Clarence: Initially, we focused on affordable housing around what we call “prosper in place” communities because we’ve all seen what’s happening in terms of gentrification creating a huge level of homelessness and people having to move out in order to move up. We want to find ways to incentivize developers to create communities that let people do well in the place they live in now. We treat the endowment fund like an impact fund. The Purpose for Profit foundation makes lower-than-market-rate loans on projects that we feel are tied to this vision, and then the returns go back into the endowment fund to keep growing it. During Phase 2, the PFP endowment will expand to back environmental impact projects that require similar funding.
Return on Good: How can people get involved with Purpose for Profit?
Clarence: Go to purposeforprofit.com. Right now, it’s by invite only and you can get an invite by filling out one of the contributor forms, whether you’re an institutional investor or an accredited investor.
Return on Good: You could have done a lot of different things with your career. Why do you invest your energy in an economy for good?
Clarence: It really goes back to my career as an entrepreneur. I launched a successful tech company in the late ’90s that was sold and that was transformative for me financially. Someone had told me years ago that at the start of your life, you learn. The second third, you earn. And the last third, you return. So I’ve been following that model. In fact, I believe that you can learn, earn and return simultaneously.

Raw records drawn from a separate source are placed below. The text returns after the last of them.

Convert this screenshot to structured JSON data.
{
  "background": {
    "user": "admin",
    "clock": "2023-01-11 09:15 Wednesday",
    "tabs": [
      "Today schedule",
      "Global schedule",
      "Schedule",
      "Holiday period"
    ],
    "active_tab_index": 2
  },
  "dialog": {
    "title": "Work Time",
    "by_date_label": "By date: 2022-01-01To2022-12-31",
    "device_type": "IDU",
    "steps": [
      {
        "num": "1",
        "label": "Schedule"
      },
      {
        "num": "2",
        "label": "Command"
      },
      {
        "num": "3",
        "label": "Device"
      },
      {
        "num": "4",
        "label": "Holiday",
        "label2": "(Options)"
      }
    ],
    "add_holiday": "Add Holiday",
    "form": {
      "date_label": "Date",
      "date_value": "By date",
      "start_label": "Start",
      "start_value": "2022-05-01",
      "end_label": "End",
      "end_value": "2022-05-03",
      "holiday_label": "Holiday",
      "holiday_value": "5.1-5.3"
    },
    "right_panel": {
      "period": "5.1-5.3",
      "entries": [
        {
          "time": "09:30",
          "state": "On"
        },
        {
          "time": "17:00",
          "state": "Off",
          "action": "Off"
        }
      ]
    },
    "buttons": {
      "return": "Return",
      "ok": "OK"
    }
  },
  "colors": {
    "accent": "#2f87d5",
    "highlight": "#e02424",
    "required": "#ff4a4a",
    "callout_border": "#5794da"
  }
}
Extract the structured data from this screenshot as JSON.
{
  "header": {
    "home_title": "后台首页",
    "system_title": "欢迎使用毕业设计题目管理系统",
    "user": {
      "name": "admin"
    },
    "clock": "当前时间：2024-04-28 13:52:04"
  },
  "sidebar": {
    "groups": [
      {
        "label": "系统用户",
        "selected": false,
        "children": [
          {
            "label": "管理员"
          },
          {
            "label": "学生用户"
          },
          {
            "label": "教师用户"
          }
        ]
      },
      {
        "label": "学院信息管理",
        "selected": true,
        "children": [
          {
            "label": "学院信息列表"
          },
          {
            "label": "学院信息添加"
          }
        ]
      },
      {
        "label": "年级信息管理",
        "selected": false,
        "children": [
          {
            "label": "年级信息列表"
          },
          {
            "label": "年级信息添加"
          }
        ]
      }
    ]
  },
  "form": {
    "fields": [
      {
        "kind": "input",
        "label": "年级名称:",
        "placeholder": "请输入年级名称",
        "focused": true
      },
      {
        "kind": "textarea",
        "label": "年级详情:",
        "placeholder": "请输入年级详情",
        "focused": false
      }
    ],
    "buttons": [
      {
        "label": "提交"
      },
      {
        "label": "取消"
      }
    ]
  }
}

Following George Floyd (an African-American man who was murdered by a police officer in Minneapolis on May 25, 2020), I really wanted to do something in the impact space. Coming from a redline zip code in Baltimore to Manhattan Beach, California, following a decade-long stint in Silicon Valley, I’ve spent a lot of time on both coasts, seeing the homelessness problems. If I don’t do it with the perspective that I have and by leveraging the platform and access that I have inside of companies like Alphabet, etc., then who will? That’s what really drives me today and what was the primary driver behind the creation and launch of Purpose for Profit.
Ready to Do the Most Good?
If you’re a philanthropist with an inspiring story to tell (or know someone who is), contact Return on Good. We may select you for our I Am a Philanthropist initiative.